Redrawn boundaries create a maze for the new housing minister
Rishi Sunak has just appointed Rachel Maclean as the sixth housing minister of the last twelve months. Maclean now faces an almost impossible challenge with boss Michael Gove – to reform the English planning system. The challenge has become even greater recently, with backbenchers flexing their muscles to defeat meaningful and positive reforms and constituency boundaries set to slice some Conservative majorities, or cut some MPs from Parliament altogether.
In the Chesham and Amersham by-election, the Liberal Democrats ran a campaign which openly criticised development in the Chilterns. On election night, Conservative candidate Peter Fleet was delivered a clear defeat by the Liberal Democrat candidate Sarah Green. One of the safest Conservative seats in the country, with a majority of 16,223 votes, had just been lost to a third party with a majority of over 8,000.
This defeat led to leading Conservatives laying the blame squarely with planning reform and HS2. Within days the party co-chair had written in The Telegraph that voters’ concerns had been heard “loud and clear” and that the by-election was a “warning shot” for the Conservatives in the traditionally Tory South of England.
The Chesham and Amersham by-election is not old news – it still gives us insight into how Conservative politicians act when their seats are perceived as more vulnerable due to planning reform or development concerns. This offers us a peek into what may await a Conservative government after the expected boundary review later this year. In the wake of the by-election, we saw Conservative politicians in open revolt over planning not because they necessarily disagreed so strongly with then-policy, but rather because they thought it threatened seats with even the very largest majorities.
The boundary review process has changed. Gone are the days of to-ing and fro-ing over boundaries due to the expected impact on the current Parliament. Instead, we can now expect the Boundary Commission’s proposals to be implemented without much contention providing there is not an election before July 2023. Parliament must be dissolved 25 working days before polling day, which means we will have certainty on these new boundaries towards late May or early June.
Looking ahead to the next election
If the new boundaries are adopted – which is likely – we will see the Conservatives left with far more marginal seats than they currently hold, and some of their MPs without a seat altogether at the next election. At the time of writing, Labour maintains a lead between 16% and 27%. The scene is clearly set for an extremely fraught path for any planning reform under a Conservative government.
Some big names in the party are expected to lose their seat – Ben Wallace, the current Secretary of State for Defence, will have his constituency split three ways – others such as Dominic Raab, the embattled Secretary of State for Justice who represents Esher and Walton, face a constituency that is due to be more marginal than in 2019.
It is likely that some of these big names could find alternative seats either because their current ones no longer exist or become unrealistic to hold onto, just last week we saw Mark Jenkinson switch out his highly marginal seat of Workington for Penrith and Solway where the Conservatives may expect a stronger result at the next election.
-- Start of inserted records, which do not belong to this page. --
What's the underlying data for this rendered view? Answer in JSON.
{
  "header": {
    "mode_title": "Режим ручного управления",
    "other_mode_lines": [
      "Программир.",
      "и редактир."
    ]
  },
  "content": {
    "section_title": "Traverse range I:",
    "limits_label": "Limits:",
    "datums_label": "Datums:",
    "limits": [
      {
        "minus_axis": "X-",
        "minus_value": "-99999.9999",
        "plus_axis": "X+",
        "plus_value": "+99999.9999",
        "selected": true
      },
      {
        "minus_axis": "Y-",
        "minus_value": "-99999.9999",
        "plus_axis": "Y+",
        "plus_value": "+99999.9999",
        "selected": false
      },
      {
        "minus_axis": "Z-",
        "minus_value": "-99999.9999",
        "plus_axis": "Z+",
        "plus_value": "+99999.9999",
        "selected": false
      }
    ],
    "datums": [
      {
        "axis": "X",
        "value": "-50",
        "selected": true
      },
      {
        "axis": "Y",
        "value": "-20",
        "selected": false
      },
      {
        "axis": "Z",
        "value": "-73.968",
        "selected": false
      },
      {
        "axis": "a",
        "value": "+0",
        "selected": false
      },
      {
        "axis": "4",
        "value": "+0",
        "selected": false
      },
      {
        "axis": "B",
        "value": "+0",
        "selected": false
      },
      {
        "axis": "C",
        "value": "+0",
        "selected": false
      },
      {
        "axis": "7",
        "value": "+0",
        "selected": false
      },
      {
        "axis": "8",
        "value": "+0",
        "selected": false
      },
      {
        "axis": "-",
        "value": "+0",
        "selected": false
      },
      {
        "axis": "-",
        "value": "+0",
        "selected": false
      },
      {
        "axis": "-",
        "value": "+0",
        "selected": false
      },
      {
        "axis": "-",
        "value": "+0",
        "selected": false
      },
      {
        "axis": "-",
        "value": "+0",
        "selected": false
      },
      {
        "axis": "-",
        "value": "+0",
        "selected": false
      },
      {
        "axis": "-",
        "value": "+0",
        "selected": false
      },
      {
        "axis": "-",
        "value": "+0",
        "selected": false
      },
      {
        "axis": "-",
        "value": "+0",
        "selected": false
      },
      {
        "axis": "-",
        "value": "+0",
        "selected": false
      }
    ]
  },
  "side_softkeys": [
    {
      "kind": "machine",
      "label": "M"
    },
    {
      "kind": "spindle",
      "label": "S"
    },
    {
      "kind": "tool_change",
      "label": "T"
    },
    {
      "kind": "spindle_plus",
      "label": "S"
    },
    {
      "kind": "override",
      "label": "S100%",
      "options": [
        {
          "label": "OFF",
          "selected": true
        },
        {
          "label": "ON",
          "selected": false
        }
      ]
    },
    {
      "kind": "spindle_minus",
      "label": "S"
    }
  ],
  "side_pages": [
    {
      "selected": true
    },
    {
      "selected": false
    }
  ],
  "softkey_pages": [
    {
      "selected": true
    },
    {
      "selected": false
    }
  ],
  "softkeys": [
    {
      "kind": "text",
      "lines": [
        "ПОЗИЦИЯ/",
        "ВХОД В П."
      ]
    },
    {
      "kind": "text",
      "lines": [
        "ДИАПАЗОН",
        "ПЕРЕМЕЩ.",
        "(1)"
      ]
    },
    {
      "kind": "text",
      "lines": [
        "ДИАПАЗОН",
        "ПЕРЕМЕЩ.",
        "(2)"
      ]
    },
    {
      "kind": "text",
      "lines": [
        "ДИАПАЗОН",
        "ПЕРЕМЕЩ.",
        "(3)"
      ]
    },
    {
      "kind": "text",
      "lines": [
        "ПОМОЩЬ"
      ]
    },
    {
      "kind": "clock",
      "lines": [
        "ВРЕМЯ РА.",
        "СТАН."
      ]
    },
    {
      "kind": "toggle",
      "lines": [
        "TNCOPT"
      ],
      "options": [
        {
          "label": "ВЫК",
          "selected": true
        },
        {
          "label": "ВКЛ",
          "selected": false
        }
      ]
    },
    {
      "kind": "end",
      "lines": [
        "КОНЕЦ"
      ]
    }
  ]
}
While there is plenty of time for an upset before an expected election in 2024, and Conservative polling may yet improve, it is hard to see how a Conservative government can have a smoother time on planning reform under these new boundaries. Even with an 80-seat majority, once Tory backbenchers are concerned about development in their constituency the government will be hard pressed to find a path forward which both satiates housing demand and satisfies backbench MPs.
The future of the Conservative party and housing
These boundary changes come amidst a growing debate within the Conservative party over housebuilding. It may make sense strategically for the Conservatives to resist change in their constituencies in the shorter term, hedging their bets on existing homeowners who typically tend to oppose development, this calculation could guide some of the MPs who are more resistant to large scale housebuilding. However, some Conservative commentators have warned that the party faces a bleak future in the medium to long term with this path.
Home ownership, a key demographic indicator of a Conservative voter, is dwindling further among millennials and generation Z, along with their likelihood to vote Conservative. Commentators such as Robert Colvile argue that the shortage of homes will lead to lower home ownership, and in turn an increasingly unfriendly electoral environment for Conservative candidates.